What you will do — For the string "Market", report how many lines in the records below contain it, and nothing more.

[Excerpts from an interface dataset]
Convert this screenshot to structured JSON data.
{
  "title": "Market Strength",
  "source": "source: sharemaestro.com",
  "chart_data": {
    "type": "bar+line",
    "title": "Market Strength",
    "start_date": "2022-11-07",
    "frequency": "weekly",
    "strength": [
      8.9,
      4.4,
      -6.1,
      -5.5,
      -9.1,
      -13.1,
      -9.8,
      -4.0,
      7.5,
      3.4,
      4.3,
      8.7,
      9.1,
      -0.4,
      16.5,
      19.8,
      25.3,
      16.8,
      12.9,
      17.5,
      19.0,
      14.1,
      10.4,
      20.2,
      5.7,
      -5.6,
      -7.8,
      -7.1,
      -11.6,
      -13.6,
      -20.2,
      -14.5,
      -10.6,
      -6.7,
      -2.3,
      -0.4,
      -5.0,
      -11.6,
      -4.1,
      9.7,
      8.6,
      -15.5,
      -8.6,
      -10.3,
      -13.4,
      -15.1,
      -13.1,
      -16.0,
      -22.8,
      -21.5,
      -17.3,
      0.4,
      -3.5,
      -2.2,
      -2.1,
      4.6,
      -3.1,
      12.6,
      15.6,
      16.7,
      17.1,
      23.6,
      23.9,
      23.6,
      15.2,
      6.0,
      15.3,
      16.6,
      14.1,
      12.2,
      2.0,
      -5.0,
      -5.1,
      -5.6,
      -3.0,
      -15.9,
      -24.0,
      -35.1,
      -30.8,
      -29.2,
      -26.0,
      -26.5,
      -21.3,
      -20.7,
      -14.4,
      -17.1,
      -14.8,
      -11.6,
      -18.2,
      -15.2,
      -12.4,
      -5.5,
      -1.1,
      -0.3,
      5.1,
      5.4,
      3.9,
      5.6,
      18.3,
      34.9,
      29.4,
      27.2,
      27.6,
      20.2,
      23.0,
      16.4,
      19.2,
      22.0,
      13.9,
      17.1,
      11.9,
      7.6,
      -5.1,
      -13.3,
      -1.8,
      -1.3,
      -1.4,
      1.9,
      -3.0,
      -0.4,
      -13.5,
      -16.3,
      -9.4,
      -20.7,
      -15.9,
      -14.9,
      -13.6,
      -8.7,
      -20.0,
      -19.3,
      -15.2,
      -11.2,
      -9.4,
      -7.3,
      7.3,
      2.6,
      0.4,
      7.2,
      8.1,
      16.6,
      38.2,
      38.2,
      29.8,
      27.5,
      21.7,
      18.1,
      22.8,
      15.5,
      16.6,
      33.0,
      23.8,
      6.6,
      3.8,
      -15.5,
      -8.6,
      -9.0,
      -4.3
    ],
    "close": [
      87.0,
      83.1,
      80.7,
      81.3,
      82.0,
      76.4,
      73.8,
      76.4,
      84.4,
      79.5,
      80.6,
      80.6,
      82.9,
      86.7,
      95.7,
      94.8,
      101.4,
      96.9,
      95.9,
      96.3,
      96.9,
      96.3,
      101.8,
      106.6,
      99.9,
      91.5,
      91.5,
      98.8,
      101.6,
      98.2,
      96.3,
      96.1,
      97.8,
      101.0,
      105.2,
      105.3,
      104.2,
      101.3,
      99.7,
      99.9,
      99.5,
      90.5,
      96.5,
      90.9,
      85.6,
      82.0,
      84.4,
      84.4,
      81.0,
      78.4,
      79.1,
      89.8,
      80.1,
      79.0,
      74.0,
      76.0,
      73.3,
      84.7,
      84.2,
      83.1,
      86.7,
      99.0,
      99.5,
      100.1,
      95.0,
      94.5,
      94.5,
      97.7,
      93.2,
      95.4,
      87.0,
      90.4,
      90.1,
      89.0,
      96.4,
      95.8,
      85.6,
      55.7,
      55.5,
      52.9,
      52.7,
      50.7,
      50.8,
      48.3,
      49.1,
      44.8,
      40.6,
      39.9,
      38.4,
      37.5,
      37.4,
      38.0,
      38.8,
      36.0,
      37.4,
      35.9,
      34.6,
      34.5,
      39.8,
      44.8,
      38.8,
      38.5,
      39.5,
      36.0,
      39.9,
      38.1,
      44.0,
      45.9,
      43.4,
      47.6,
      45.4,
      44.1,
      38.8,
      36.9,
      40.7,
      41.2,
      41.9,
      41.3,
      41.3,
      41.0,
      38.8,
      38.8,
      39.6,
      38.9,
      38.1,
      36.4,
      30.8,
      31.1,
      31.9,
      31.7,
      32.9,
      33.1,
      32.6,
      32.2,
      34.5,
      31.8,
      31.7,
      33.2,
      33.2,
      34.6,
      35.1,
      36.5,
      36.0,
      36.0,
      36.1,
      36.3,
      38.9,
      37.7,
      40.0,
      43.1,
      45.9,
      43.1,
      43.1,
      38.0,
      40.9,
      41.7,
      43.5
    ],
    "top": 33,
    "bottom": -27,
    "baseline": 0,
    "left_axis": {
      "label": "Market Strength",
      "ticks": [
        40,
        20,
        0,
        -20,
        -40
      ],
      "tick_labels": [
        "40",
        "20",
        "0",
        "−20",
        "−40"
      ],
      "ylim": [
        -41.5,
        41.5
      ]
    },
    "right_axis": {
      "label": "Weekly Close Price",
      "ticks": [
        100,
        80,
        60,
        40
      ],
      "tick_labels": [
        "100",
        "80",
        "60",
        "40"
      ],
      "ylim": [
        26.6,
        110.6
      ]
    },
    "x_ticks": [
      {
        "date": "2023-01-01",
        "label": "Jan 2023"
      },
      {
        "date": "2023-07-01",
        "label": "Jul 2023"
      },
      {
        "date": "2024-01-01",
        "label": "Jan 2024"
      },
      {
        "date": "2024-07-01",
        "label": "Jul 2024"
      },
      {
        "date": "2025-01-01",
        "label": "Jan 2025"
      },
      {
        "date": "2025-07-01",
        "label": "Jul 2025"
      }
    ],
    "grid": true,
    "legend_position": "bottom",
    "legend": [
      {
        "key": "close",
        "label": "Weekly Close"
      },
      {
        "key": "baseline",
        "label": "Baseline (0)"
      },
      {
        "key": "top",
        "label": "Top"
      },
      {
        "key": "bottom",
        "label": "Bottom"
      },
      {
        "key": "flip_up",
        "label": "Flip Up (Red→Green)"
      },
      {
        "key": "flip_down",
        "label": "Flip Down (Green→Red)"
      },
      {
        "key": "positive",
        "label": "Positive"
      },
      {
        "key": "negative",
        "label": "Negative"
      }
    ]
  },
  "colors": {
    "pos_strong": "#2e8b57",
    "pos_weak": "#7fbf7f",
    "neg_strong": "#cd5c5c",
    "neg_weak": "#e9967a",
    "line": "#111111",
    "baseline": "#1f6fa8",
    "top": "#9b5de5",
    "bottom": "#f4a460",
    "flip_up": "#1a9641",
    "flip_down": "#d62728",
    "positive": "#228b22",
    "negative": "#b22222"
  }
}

Response to this exercise — 3